Pre-primary education: Why so important?


  • Jamie Wallin Professor Emeritus, The University of British Columbia, Vancouver, Canada, and Visiting Professor, Rangsit University (Thailand)


More than 85% of brain development in very young children is already nearly in place.  These early years “provide a crucial window of opportunity for girls and boys to build the foundations of learning and develop skills that can help them succeed in school and in the course of their lives” (UNICEF, 2019, p. 4).  Yet, about half of pre-primary age children world-wide are NOT enrolled in pre-primary education.

April 8, 2020, will see the launching of the UNESCO’s 2020 Global Monitoring Report, also referred to as ‘GEM’.  For many years now UNESCO has been tracking the progress being made by member nations towards improving their educational systems.  One of the areas that is monitored on a regular basis is Inclusion.  

The term ‘Inclusion’ refers to access, that is, which children and how many, are excluded from an education because of background (race, religion) or ability.  An agreement was reached a few years ago by the UNESCO’s member nations at their 2015 meeting in Incheon (S. Korea), that ‘no matter what argument may be built to the contrary, we have a moral imperative to ensure every child has a right to an appropriate education of high quality’ (UNESCO, 2020, p. 1).


UNESCO (2020). Concept note for 2020 Global Education Monitoring Report of inclusion.
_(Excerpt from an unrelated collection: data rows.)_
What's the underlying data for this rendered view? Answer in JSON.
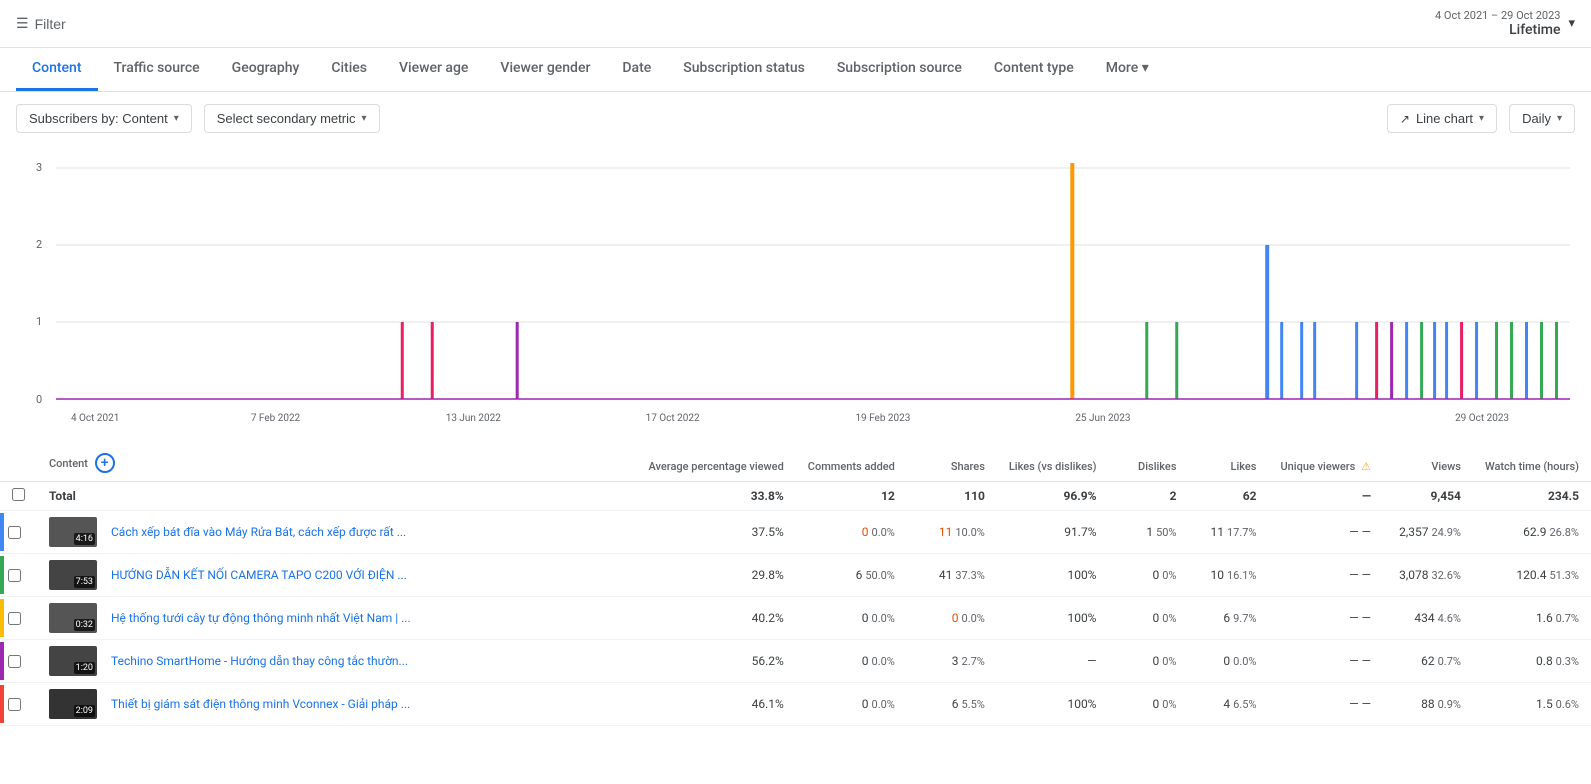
{
  "header": {
    "filter_label": "Filter",
    "date_range": "4 Oct 2021 – 29 Oct 2023",
    "lifetime": "Lifetime"
  },
  "tabs": [
    {
      "id": "content",
      "label": "Content",
      "active": true
    },
    {
      "id": "traffic-source",
      "label": "Traffic source",
      "active": false
    },
    {
      "id": "geography",
      "label": "Geography",
      "active": false
    },
    {
      "id": "cities",
      "label": "Cities",
      "active": false
    },
    {
      "id": "viewer-age",
      "label": "Viewer age",
      "active": false
    },
    {
      "id": "viewer-gender",
      "label": "Viewer gender",
      "active": false
    },
    {
      "id": "date",
      "label": "Date",
      "active": false
    },
    {
      "id": "subscription-status",
      "label": "Subscription status",
      "active": false
    },
    {
      "id": "subscription-source",
      "label": "Subscription source",
      "active": false
    },
    {
      "id": "content-type",
      "label": "Content type",
      "active": false
    },
    {
      "id": "more",
      "label": "More",
      "active": false
    }
  ],
  "toolbar": {
    "primary_metric": "Subscribers by: Content",
    "secondary_metric": "Select secondary metric",
    "chart_type": "Line chart",
    "period": "Daily"
  },
  "chart": {
    "y_labels": [
      "3",
      "2",
      "1",
      "0"
    ],
    "x_labels": [
      "4 Oct 2021",
      "7 Feb 2022",
      "13 Jun 2022",
      "17 Oct 2022",
      "19 Feb 2023",
      "25 Jun 2023",
      "29 Oct 2023"
    ]
  },
  "table": {
    "columns": [
      {
        "id": "content",
        "label": "Content",
        "align": "left"
      },
      {
        "id": "avg_pct_viewed",
        "label": "Average percentage viewed",
        "align": "right"
      },
      {
        "id": "comments_added",
        "label": "Comments added",
        "align": "right"
      },
      {
        "id": "shares",
        "label": "Shares",
        "align": "right"
      },
      {
        "id": "likes_vs_dislikes",
        "label": "Likes (vs dislikes)",
        "align": "right"
      },
      {
        "id": "dislikes",
        "label": "Dislikes",
        "align": "right"
      },
      {
        "id": "likes",
        "label": "Likes",
        "align": "right"
      },
      {
        "id": "unique_viewers",
        "label": "Unique viewers",
        "align": "right"
      },
      {
        "id": "views",
        "label": "Views",
        "align": "right"
      },
      {
        "id": "watch_time",
        "label": "Watch time (hours)",
        "align": "right"
      }
    ],
    "total": {
      "label": "Total",
      "avg_pct_viewed": "33.8%",
      "comments_added": "12",
      "shares": "110",
      "likes_vs_dislikes": "96.9%",
      "dislikes": "2",
      "likes": "62",
      "unique_viewers": "—",
      "views": "9,454",
      "watch_time": "234.5"
    },
    "rows": [
      {
        "color": "#4285f4",
        "duration": "4:16",
        "title": "Cách xếp bát đĩa vào Máy Rửa Bát, cách xếp được rất ...",
        "avg_pct_viewed": "37.5%",
        "comments": "0",
        "comments_pct": "0.0%",
        "shares": "11",
        "shares_pct": "10.0%",
        "likes_vs_dislikes": "91.7%",
        "dislikes": "1",
        "dislikes_pct": "50%",
        "likes": "11",
        "likes_pct": "17.7%",
        "unique_1": "—",
        "unique_2": "—",
        "views": "2,357",
        "views_pct": "24.9%",
        "watch_time": "62.9",
        "watch_time_pct": "26.8%"
      },
      {
        "color": "#34a853",
        "duration": "7:53",
        "title": "HƯỚNG DẪN KẾT NỐI CAMERA TAPO C200 VỚI ĐIỆN ...",
        "avg_pct_viewed": "29.8%",
        "comments": "6",
        "comments_pct": "50.0%",
        "shares": "41",
        "shares_pct": "37.3%",
        "likes_vs_dislikes": "100%",
        "dislikes": "0",
        "dislikes_pct": "0%",
        "likes": "10",
        "likes_pct": "16.1%",
        "unique_1": "—",
        "unique_2": "—",
        "views": "3,078",
        "views_pct": "32.6%",
        "watch_time": "120.4",
        "watch_time_pct": "51.3%"
      },
      {
        "color": "#fbbc04",
        "duration": "0:32",
        "title": "Hệ thống tưới cây tự động thông minh nhất Việt Nam | ...",
        "avg_pct_viewed": "40.2%",
        "comments": "0",
        "comments_pct": "0.0%",
        "shares": "0",
        "shares_pct": "0.0%",
        "likes_vs_dislikes": "100%",
        "dislikes": "0",
        "dislikes_pct": "0%",
        "likes": "6",
        "likes_pct": "9.7%",
        "unique_1": "—",
        "unique_2": "—",
        "views": "434",
        "views_pct": "4.6%",
        "watch_time": "1.6",
        "watch_time_pct": "0.7%"
      },
      {
        "color": "#9c27b0",
        "duration": "1:20",
        "title": "Techino SmartHome - Hướng dẫn thay công tắc thườn...",
        "avg_pct_viewed": "56.2%",
        "comments": "0",
        "comments_pct": "0.0%",
        "shares": "3",
        "shares_pct": "2.7%",
        "likes_vs_dislikes": "—",
        "dislikes": "0",
        "dislikes_pct": "0%",
        "likes": "0",
        "likes_pct": "0.0%",
        "unique_1": "—",
        "unique_2": "—",
        "views": "62",
        "views_pct": "0.7%",
        "watch_time": "0.8",
        "watch_time_pct": "0.3%"
      },
      {
        "color": "#f44336",
        "duration": "2:09",
        "title": "Thiết bị giám sát điện thông minh Vconnex - Giải pháp ...",
        "avg_pct_viewed": "46.1%",
        "comments": "0",
        "comments_pct": "0.0%",
        "shares": "6",
        "shares_pct": "5.5%",
        "likes_vs_dislikes": "100%",
        "dislikes": "0",
        "dislikes_pct": "0%",
        "likes": "4",
        "likes_pct": "6.5%",
        "unique_1": "—",
        "unique_2": "—",
        "views": "88",
        "views_pct": "0.9%",
        "watch_time": "1.5",
        "watch_time_pct": "0.6%"
      }
    ]
  }
}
Downloaded March 31, 2020, from

UNICEF. (2019). A world ready to learn. Downloaded March 5, 2020, from

UNICEF. (2020). 175 million children are not enrolled in pre-primary education. Press release. Downloaded March 31, 2020 from




How to Cite

Wallin, J. . (2023). Pre-primary education: Why so important?. Journal of Current Science and Technology, 10(1), i-iii. Retrieved from



Editor's Note